--- Exercise ---
With no addition or omission, return the entries below.

(Stored dataset items)
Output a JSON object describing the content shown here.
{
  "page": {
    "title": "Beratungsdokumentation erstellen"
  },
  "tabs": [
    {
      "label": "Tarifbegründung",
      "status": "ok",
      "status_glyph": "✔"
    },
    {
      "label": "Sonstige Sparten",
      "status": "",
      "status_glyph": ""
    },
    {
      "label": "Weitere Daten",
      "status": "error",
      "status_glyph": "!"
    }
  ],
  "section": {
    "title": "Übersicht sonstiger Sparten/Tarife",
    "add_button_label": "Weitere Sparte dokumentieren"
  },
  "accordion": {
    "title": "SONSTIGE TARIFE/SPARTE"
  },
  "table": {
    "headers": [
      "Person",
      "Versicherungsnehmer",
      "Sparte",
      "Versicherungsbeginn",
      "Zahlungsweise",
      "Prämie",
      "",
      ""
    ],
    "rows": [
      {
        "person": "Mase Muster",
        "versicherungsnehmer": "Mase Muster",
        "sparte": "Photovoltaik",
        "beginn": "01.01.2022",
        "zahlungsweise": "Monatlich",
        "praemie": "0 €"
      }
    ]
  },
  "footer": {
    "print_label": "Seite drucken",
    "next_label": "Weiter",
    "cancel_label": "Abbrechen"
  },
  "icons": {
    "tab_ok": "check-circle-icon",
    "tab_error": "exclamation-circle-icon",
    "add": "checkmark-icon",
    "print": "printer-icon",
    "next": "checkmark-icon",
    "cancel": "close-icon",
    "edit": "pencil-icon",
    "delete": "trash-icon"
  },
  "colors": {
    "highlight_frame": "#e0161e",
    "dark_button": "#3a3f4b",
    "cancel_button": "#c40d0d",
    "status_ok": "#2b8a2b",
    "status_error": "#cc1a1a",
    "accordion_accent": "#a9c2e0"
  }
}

--- Final answer ---
Output a JSON object describing the content shown here.
{
  "page": {
    "title": "Beratungsdokumentation erstellen"
  },
  "tabs": [
    {
      "label": "Tarifbegründung",
      "status": "ok",
      "status_glyph": "✔"
    },
    {
      "label": "Sonstige Sparten",
      "status": "",
      "status_glyph": ""
    },
    {
      "label": "Weitere Daten",
      "status": "error",
      "status_glyph": "!"
    }
  ],
  "section": {
    "title": "Übersicht sonstiger Sparten/Tarife",
    "add_button_label": "Weitere Sparte dokumentieren"
  },
  "accordion": {
    "title": "SONSTIGE TARIFE/SPARTE"
  },
  "table": {
    "headers": [
      "Person",
      "Versicherungsnehmer",
      "Sparte",
      "Versicherungsbeginn",
      "Zahlungsweise",
      "Prämie",
      "",
      ""
    ],
    "rows": [
      {
        "person": "Mase Muster",
        "versicherungsnehmer": "Mase Muster",
        "sparte": "Photovoltaik",
        "beginn": "01.01.2022",
        "zahlungsweise": "Monatlich",
        "praemie": "0 €"
      }
    ]
  },
  "footer": {
    "print_label": "Seite drucken",
    "next_label": "Weiter",
    "cancel_label": "Abbrechen"
  },
  "icons": {
    "tab_ok": "check-circle-icon",
    "tab_error": "exclamation-circle-icon",
    "add": "checkmark-icon",
    "print": "printer-icon",
    "next": "checkmark-icon",
    "cancel": "close-icon",
    "edit": "pencil-icon",
    "delete": "trash-icon"
  },
  "colors": {
    "highlight_frame": "#e0161e",
    "dark_button": "#3a3f4b",
    "cancel_button": "#c40d0d",
    "status_ok": "#2b8a2b",
    "status_error": "#cc1a1a",
    "accordion_accent": "#a9c2e0"
  }
}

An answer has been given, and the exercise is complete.